The first day of same-sex weddings in Scotland saw 34 people get hitched today. On the stroke of midnight the first two ceremonies were conducted in Glasgow – Joe Schofield and Malcolm Brown in a humanist ceremony, and Susan and Gerrie Douglas-Scott in a civil ceremony. Members of the Scottish Parliament were in attendance at both weddings – First Minister Nicola Sturgeon as witness to the wedding of Susan and Gerrie.
Read more on Bi Community News
The Scottish Government has at last announced the date for the first same-sex marriage ceremonies in Scotland: 31st December 2014!
Same-sex marriage will be legal in Scotland from 16 December, but that is only the date from which couples can submit notice that they intend to get married. There is a standard 15 day notice period for registering marriages in Scotland, so the earliest wedding ceremonies will be allowed happen on 31 December. That said, couples with extenuating circumstances may be able to get a shorter notice period by applying to the Registrar General.
Same-sex marriages can be performed by registrars and by religious and belief bodies that agree to do so. Quakers, the Unitarians, and the Humanist Society Scotland are expected to take up this opportunity to celebrate relationships.
If you want to convert your civil partnership to marriage you will be able to do so from 16 December. As with Wales and England, converting an existing civil partnership will be free for the first year of the new law.
The Equality Network offer some top tips for those who want to be among the first to get married:
“If you want to be one of the first to marry, or to change your civil partnership to a marriage, we strongly recommend that you contact your local registry office asap to book a date and talk about the practicalities involved.
“If you want your marriage performed by a religious or humanist celebrant, make arrangements with them first and then contact the registry office about submitting notice.

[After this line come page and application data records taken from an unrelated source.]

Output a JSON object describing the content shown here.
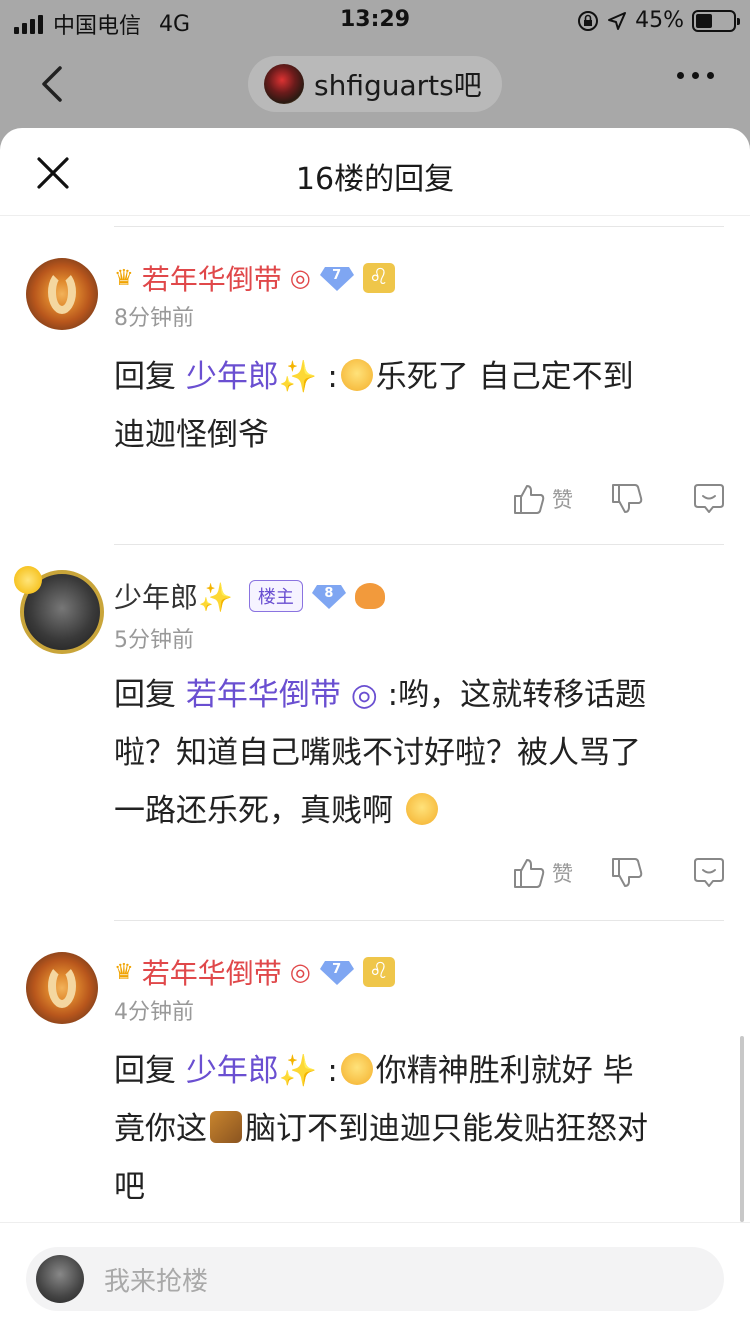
{
  "status_bar": {
    "carrier": "中国电信",
    "network": "4G",
    "time": "13:29",
    "battery_percent": "45%",
    "battery_level": 0.45
  },
  "nav": {
    "forum_name": "shfiguarts吧"
  },
  "sheet": {
    "title": "16楼的回复"
  },
  "comments": [
    {
      "username": "若年华倒带",
      "level": "7",
      "zodiac": "♌",
      "time_ago": "8分钟前",
      "reply_prefix": "回复",
      "mention": "少年郎✨",
      "text_a": "乐死了 自己定不到",
      "text_b": "迪迦怪倒爷",
      "like_label": "赞"
    },
    {
      "username": "少年郎✨",
      "host_badge": "楼主",
      "level": "8",
      "time_ago": "5分钟前",
      "reply_prefix": "回复",
      "mention": "若年华倒带 ◎",
      "text_a": ":哟，这就转移话题",
      "text_b": "啦？知道自己嘴贱不讨好啦？被人骂了",
      "text_c": "一路还乐死，真贱啊",
      "like_label": "赞"
    },
    {
      "username": "若年华倒带",
      "level": "7",
      "zodiac": "♌",
      "time_ago": "4分钟前",
      "reply_prefix": "回复",
      "mention": "少年郎✨",
      "text_a": "你精神胜利就好 毕",
      "text_b": "竟你这",
      "text_c": "脑订不到迪迦只能发贴狂怒对",
      "text_d": "吧"
    }
  ],
  "input": {
    "placeholder": "我来抢楼"
  },
  "icons": {
    "close": "close-icon",
    "back": "chevron-left-icon",
    "more": "more-icon",
    "like": "thumbs-up-icon",
    "dislike": "thumbs-down-icon",
    "reply": "comment-icon"
  }
}
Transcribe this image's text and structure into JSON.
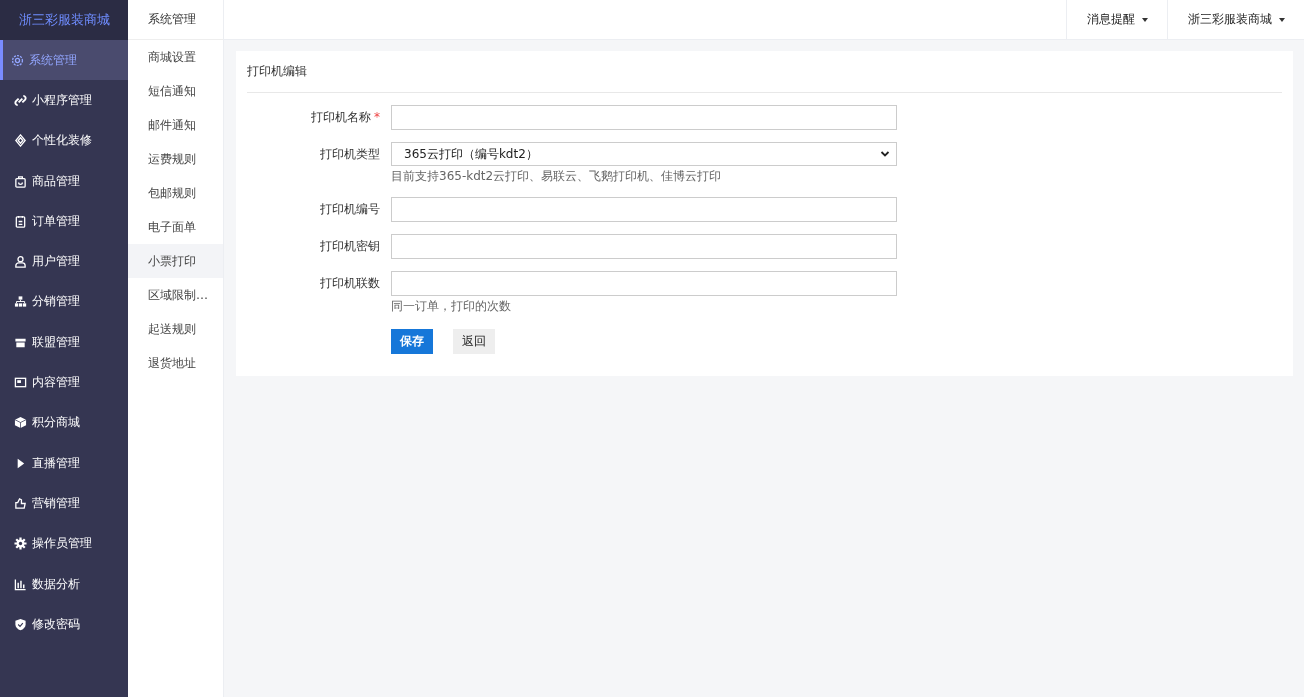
{
  "logo": "浙三彩服装商城",
  "sidebar": {
    "items": [
      {
        "label": "系统管理",
        "selected": true
      },
      {
        "label": "小程序管理",
        "selected": false
      },
      {
        "label": "个性化装修",
        "selected": false
      },
      {
        "label": "商品管理",
        "selected": false
      },
      {
        "label": "订单管理",
        "selected": false
      },
      {
        "label": "用户管理",
        "selected": false
      },
      {
        "label": "分销管理",
        "selected": false
      },
      {
        "label": "联盟管理",
        "selected": false
      },
      {
        "label": "内容管理",
        "selected": false
      },
      {
        "label": "积分商城",
        "selected": false
      },
      {
        "label": "直播管理",
        "selected": false
      },
      {
        "label": "营销管理",
        "selected": false
      },
      {
        "label": "操作员管理",
        "selected": false
      },
      {
        "label": "数据分析",
        "selected": false
      },
      {
        "label": "修改密码",
        "selected": false
      }
    ]
  },
  "subnav": {
    "title": "系统管理",
    "items": [
      {
        "label": "商城设置",
        "selected": false
      },
      {
        "label": "短信通知",
        "selected": false
      },
      {
        "label": "邮件通知",
        "selected": false
      },
      {
        "label": "运费规则",
        "selected": false
      },
      {
        "label": "包邮规则",
        "selected": false
      },
      {
        "label": "电子面单",
        "selected": false
      },
      {
        "label": "小票打印",
        "selected": true
      },
      {
        "label": "区域限制…",
        "selected": false
      },
      {
        "label": "起送规则",
        "selected": false
      },
      {
        "label": "退货地址",
        "selected": false
      }
    ]
  },
  "topbar": {
    "menus": [
      "消息提醒",
      "浙三彩服装商城"
    ]
  },
  "card": {
    "title": "打印机编辑",
    "fields": [
      {
        "kind": "input",
        "label": "打印机名称",
        "required_mark": "*"
      },
      {
        "kind": "select",
        "label": "打印机类型",
        "value": "365云打印（编号kdt2）",
        "help": "目前支持365-kdt2云打印、易联云、飞鹅打印机、佳博云打印"
      },
      {
        "kind": "input",
        "label": "打印机编号"
      },
      {
        "kind": "input",
        "label": "打印机密钥"
      },
      {
        "kind": "input",
        "label": "打印机联数",
        "help": "同一订单，打印的次数"
      }
    ],
    "buttons": [
      {
        "kind": "primary",
        "label": "保存"
      },
      {
        "kind": "default",
        "label": "返回"
      }
    ]
  }
}
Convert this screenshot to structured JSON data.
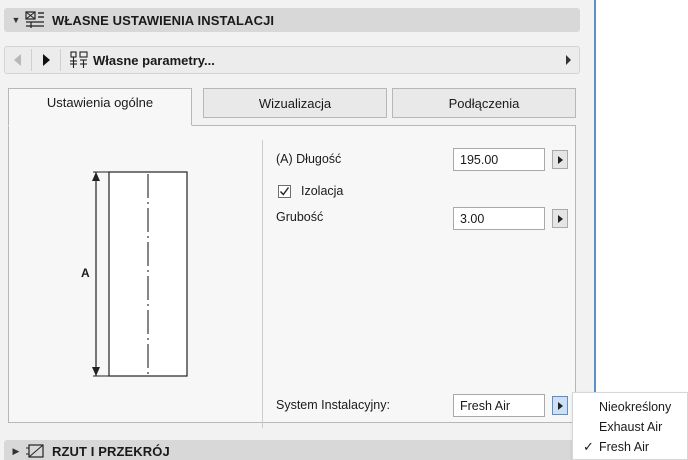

You will not be able to submit your marriage notice form or convert your civil partnership before the 16 December, but you can book a date and prepare arrangements in advance. We expect the first few months of the new law will be a very busy period for registry offices, so if you don’t book early you may have to wait a while for an available date.”
Edinburgh is just one of many LGBT Prides with bi presences this summer
Want to join the bis marching at Pride Scotia in Edinburgh this weekend?
To join bis and allies including people from local bi meetup Bi & Beyond, and national group Bi Scotland, meet up at the parade assembly point outside the Scottish Parliament buildings from from 11:30am on Saturday. Look for the bi flags and people wearing purple.
The march will set off promptly at noon and head towards the city chambers. There will be a break at the city chambers for speeches. Following the speeches it moves on to Bristo Square where you will find the afternoon’s entertainment, outside bar, BBQ and the Health and Community Fair in Teviot Row House.
There will also be a bi community info stall at the fair – even if you don’t make the parade, do drop by and say hello!
Bisexuals can feel isolated
LGBT Helpline Scotland celebrates its first birthday today.
Funded by the Scottish Government, LGBT Helpline Scotland provides information and emotional support to lesbian, gay, bisexual and transgender people all over Scotland.
They told BiMedia: “Over the last year we have supported countless LGBT people in the country with issues such as social isolation, hate crime and suicidal thoughts, to name but a few.
“We are proud to have been a lifeline to so many and hope to continue our vital work for as long as we are needed.”
Read an interview with the helpline’s organiser in last April’s edition of Bi Community News magazine here.
You can call the helpline on 0300 123 2523 – it runs Tuesdays and Wednesdays from 12 noon – 9pm.
The final vote in the Scottish Parliament on same-sex marriage will be held later today.
MSPs will vote on amendments to the bill, and will then vote on whether to pass the bill.
It seems likely to pass given the strong majority in support at the first stage, but the amendments may have important effects on areas like the “spousal veto” affecting couples where one partner is transgender, and create differences in the law on same-sex marriage between Scotland on the one hand and England and Wales on the other.